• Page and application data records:
════════════════

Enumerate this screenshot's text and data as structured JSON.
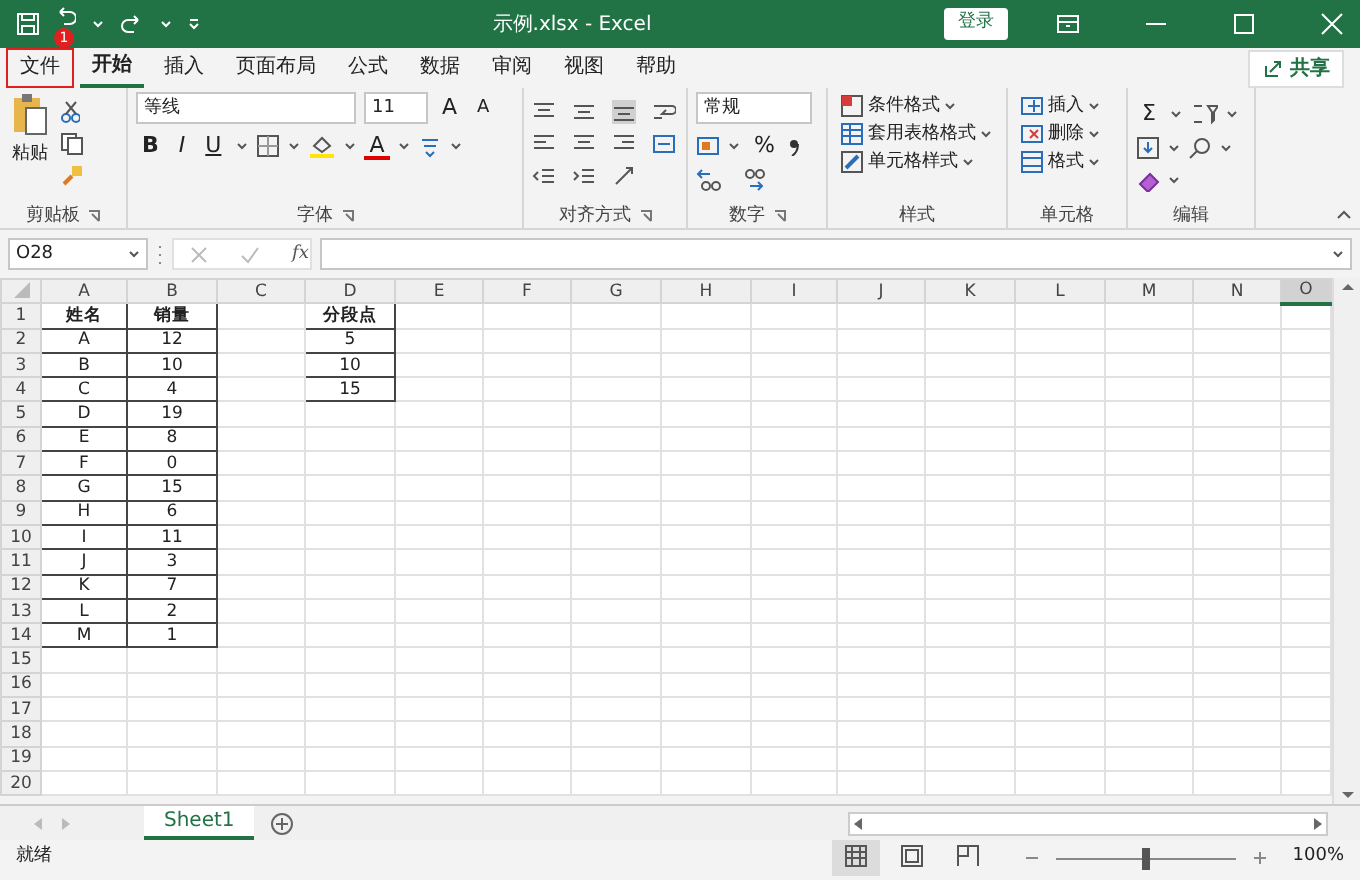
{
  "title_bar": {
    "title": "示例.xlsx  -  Excel",
    "sign_in": "登录",
    "qat_badge": "1"
  },
  "tabs": [
    {
      "label": "文件",
      "selected": false,
      "highlighted": true
    },
    {
      "label": "开始",
      "selected": true,
      "highlighted": false
    },
    {
      "label": "插入",
      "selected": false,
      "highlighted": false
    },
    {
      "label": "页面布局",
      "selected": false,
      "highlighted": false
    },
    {
      "label": "公式",
      "selected": false,
      "highlighted": false
    },
    {
      "label": "数据",
      "selected": false,
      "highlighted": false
    },
    {
      "label": "审阅",
      "selected": false,
      "highlighted": false
    },
    {
      "label": "视图",
      "selected": false,
      "highlighted": false
    },
    {
      "label": "帮助",
      "selected": false,
      "highlighted": false
    }
  ],
  "share": "共享",
  "ribbon": {
    "clipboard": {
      "label": "剪贴板",
      "paste": "粘贴"
    },
    "font": {
      "label": "字体",
      "font_name": "等线",
      "font_size": "11",
      "grow": "A",
      "shrink": "A",
      "bold": "B",
      "italic": "I",
      "underline": "U",
      "font_color": "A"
    },
    "alignment": {
      "label": "对齐方式"
    },
    "number": {
      "label": "数字",
      "format": "常规",
      "percent": "%"
    },
    "styles": {
      "label": "样式",
      "items": [
        "条件格式",
        "套用表格格式",
        "单元格样式"
      ]
    },
    "cells": {
      "label": "单元格",
      "items": [
        "插入",
        "删除",
        "格式"
      ]
    },
    "editing": {
      "label": "编辑",
      "sum": "Σ"
    }
  },
  "formula_bar": {
    "name_box": "O28",
    "fx": "fx"
  },
  "columns": [
    {
      "label": "A",
      "selected": false
    },
    {
      "label": "B",
      "selected": false
    },
    {
      "label": "C",
      "selected": false
    },
    {
      "label": "D",
      "selected": false
    },
    {
      "label": "E",
      "selected": false
    },
    {
      "label": "F",
      "selected": false
    },
    {
      "label": "G",
      "selected": false
    },
    {
      "label": "H",
      "selected": false
    },
    {
      "label": "I",
      "selected": false
    },
    {
      "label": "J",
      "selected": false
    },
    {
      "label": "K",
      "selected": false
    },
    {
      "label": "L",
      "selected": false
    },
    {
      "label": "M",
      "selected": false
    },
    {
      "label": "N",
      "selected": false
    },
    {
      "label": "O",
      "selected": true
    }
  ],
  "rows": [
    {
      "header": "1",
      "cells": [
        "姓名",
        "销量",
        "",
        "分段点"
      ]
    },
    {
      "header": "2",
      "cells": [
        "A",
        "12",
        "",
        "5"
      ]
    },
    {
      "header": "3",
      "cells": [
        "B",
        "10",
        "",
        "10"
      ]
    },
    {
      "header": "4",
      "cells": [
        "C",
        "4",
        "",
        "15"
      ]
    },
    {
      "header": "5",
      "cells": [
        "D",
        "19"
      ]
    },
    {
      "header": "6",
      "cells": [
        "E",
        "8"
      ]
    },
    {
      "header": "7",
      "cells": [
        "F",
        "0"
      ]
    },
    {
      "header": "8",
      "cells": [
        "G",
        "15"
      ]
    },
    {
      "header": "9",
      "cells": [
        "H",
        "6"
      ]
    },
    {
      "header": "10",
      "cells": [
        "I",
        "11"
      ]
    },
    {
      "header": "11",
      "cells": [
        "J",
        "3"
      ]
    },
    {
      "header": "12",
      "cells": [
        "K",
        "7"
      ]
    },
    {
      "header": "13",
      "cells": [
        "L",
        "2"
      ]
    },
    {
      "header": "14",
      "cells": [
        "M",
        "1"
      ]
    },
    {
      "header": "15",
      "cells": []
    },
    {
      "header": "16",
      "cells": []
    },
    {
      "header": "17",
      "cells": []
    },
    {
      "header": "18",
      "cells": []
    },
    {
      "header": "19",
      "cells": []
    },
    {
      "header": "20",
      "cells": []
    }
  ],
  "sheet_tabs": [
    {
      "label": "Sheet1",
      "selected": true
    }
  ],
  "status_bar": {
    "text": "就绪",
    "views": [
      {
        "kind": "normal",
        "selected": true
      },
      {
        "kind": "page-layout",
        "selected": false
      },
      {
        "kind": "page-break",
        "selected": false
      }
    ],
    "zoom": {
      "level": 0.5,
      "reading": "100%"
    }
  }
}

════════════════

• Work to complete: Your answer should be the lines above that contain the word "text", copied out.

• Exercise result:
Enumerate this screenshot's text and data as structured JSON.
    "text": "就绪",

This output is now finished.